Brandon has a tenacious passion for investing, broad-based learning, and business. He previously worked for several leading investment firms before joining the team at Macro Ops. He lives by the famous Munger mantra of trying to get a little smarter each day.


Investing & Personal Finance

AK is the founder of Macro Ops and the host of Fallible.

He started out in corporate economics for a Fortune 50 company before moving to a long/short equity investment firm.

With Macro Ops focused primarily on institutional clients, AK moved to servicing new investors just starting their journey. He takes the professional research and education produced at Macro Ops and breaks it down for beginners. The goal is to help clients find the best solution for their investing needs through effective education.

Tyler Kling

Volatility & Options Trader

Former trade desk manager at $100+ million family office where he oversaw multiple traders and helped develop cutting edge quantitative strategies in the derivatives market.

He worked as a consultant to the family office’s in-house fund of funds in the areas of portfolio manager evaluation and capital allocation.

Certified in Quantitative Finance from the Fitch Learning Center in London, England where he studied under famous quants such as Paul Wilmott.

Alex Barrow

Macro Trader

Founder and head macro trader at Macro Ops. Alex joined the US Marine Corps on his 18th birthday just one month after the 9/11 terrorist attacks. He subsequently spent a decade in the military. Serving in various capacities from scout sniper to interrogator and counterintelligence specialist. Following his military service, he worked as a contract intelligence professional for a number of US agencies (from the DIA to FBI) with a focus on counterintelligence and terrorist financing. He also spent time consulting for a tech company that specialized in building analytic software for finance and intelligence analysis.

After leaving the field of intelligence he went to work at a global macro hedge fund. He’s been professionally involved in markets since 2005, has consulted with a number of the leading names in the hedge fund space, and now manages his own family office while running Macro Ops. He’s published over 300 white papers on complex financial and macroeconomic topics, writes regularly about investment/market trends, and frequently speaks at conferences on trading and investing.

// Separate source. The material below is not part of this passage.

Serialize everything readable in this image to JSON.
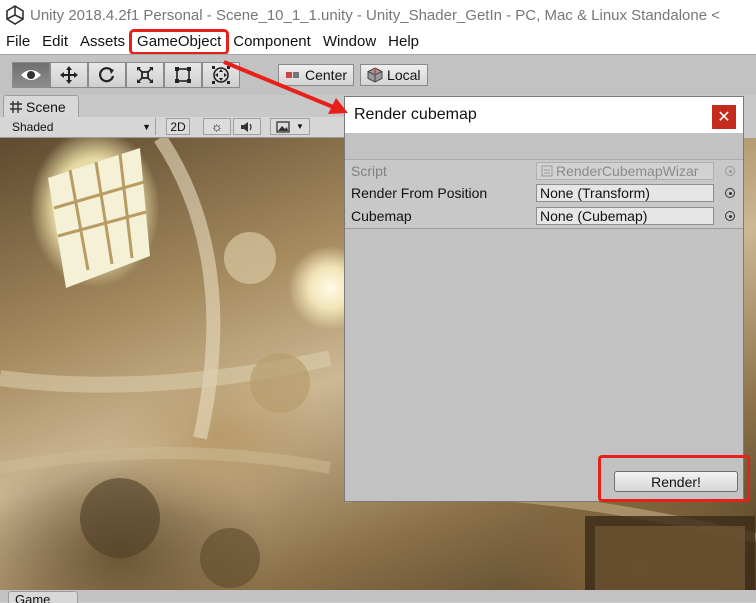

Macro Ops is a market research firm geared toward professional and experienced retail traders and investors. Macro Ops’ research has been featured in Forbes, Marketwatch, Business Insider, and Real Vision as well as a number of other leading publications.

You can find out more about Alex on his LinkedIn account here and also find him on Twitter where he frequently shares his market research.